─── Input data
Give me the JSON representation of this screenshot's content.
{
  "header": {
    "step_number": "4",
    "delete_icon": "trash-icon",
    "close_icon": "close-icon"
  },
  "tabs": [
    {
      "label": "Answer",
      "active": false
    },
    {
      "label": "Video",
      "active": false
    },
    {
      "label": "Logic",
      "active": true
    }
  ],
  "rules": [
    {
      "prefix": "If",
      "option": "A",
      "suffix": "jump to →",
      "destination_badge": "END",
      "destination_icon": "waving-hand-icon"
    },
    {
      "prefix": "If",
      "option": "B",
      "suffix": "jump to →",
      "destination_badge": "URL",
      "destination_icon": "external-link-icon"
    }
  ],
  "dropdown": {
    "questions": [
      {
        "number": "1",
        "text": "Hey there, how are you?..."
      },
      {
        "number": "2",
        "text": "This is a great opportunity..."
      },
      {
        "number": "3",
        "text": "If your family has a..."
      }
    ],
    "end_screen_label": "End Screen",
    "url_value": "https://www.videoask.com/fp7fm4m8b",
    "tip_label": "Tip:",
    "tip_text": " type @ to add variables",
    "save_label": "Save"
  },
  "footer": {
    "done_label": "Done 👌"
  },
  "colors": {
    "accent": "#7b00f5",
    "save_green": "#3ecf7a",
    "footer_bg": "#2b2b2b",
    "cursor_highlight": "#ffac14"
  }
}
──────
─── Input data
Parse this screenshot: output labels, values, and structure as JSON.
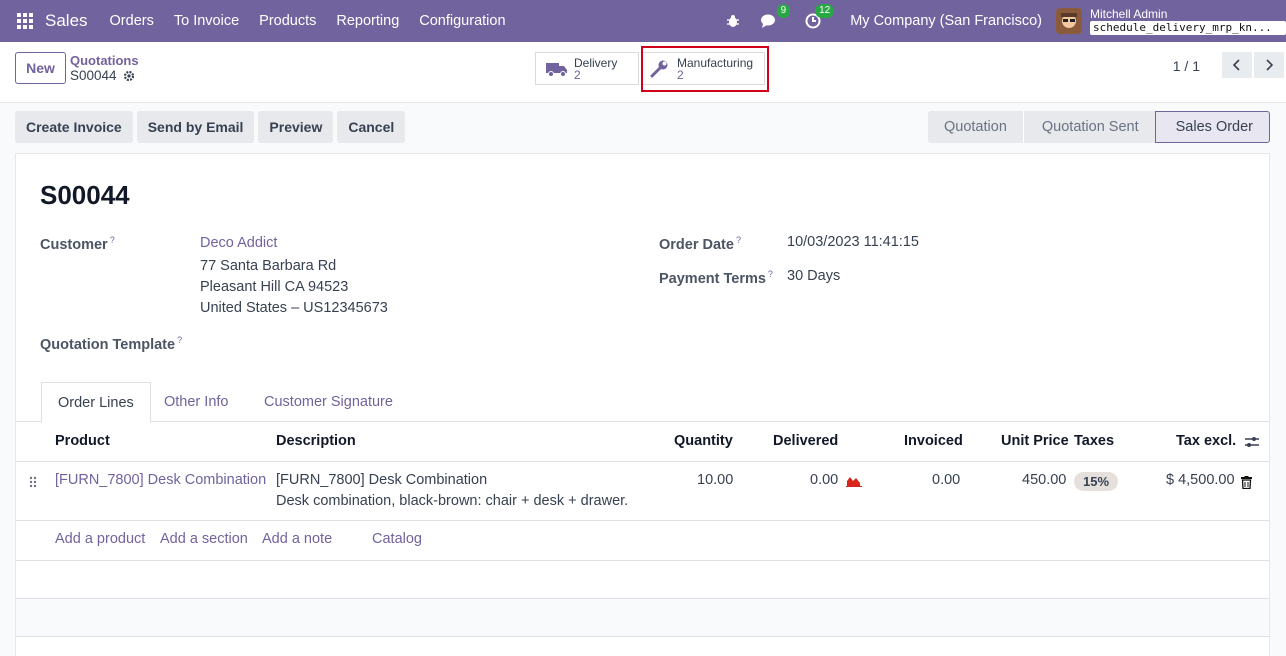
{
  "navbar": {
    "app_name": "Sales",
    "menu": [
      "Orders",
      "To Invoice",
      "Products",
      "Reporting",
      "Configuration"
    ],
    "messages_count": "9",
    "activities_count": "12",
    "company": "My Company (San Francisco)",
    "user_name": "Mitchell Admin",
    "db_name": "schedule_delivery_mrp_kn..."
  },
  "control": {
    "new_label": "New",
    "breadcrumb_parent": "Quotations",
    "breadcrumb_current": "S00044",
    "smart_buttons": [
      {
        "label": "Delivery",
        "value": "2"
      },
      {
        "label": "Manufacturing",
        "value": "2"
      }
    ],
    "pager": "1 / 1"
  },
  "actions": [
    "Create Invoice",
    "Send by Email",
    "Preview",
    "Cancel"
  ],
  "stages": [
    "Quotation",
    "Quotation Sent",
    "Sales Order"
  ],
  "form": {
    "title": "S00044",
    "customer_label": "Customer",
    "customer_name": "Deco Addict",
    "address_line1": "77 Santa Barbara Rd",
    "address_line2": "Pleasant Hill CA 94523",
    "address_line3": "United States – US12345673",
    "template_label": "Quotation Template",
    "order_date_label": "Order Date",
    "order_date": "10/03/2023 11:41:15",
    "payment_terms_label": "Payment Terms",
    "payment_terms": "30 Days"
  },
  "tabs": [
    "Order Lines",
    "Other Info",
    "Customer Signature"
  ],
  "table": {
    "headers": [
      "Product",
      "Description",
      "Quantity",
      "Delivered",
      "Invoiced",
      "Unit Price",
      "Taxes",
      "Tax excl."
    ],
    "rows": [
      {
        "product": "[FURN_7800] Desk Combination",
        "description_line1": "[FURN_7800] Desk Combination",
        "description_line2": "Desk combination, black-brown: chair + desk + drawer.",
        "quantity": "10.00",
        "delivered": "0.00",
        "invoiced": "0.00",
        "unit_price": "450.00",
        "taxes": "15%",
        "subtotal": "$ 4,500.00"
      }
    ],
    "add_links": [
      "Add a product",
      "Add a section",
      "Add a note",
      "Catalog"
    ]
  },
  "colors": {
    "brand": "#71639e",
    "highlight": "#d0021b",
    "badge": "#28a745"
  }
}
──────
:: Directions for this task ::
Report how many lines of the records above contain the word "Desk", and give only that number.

:: Written response ::
3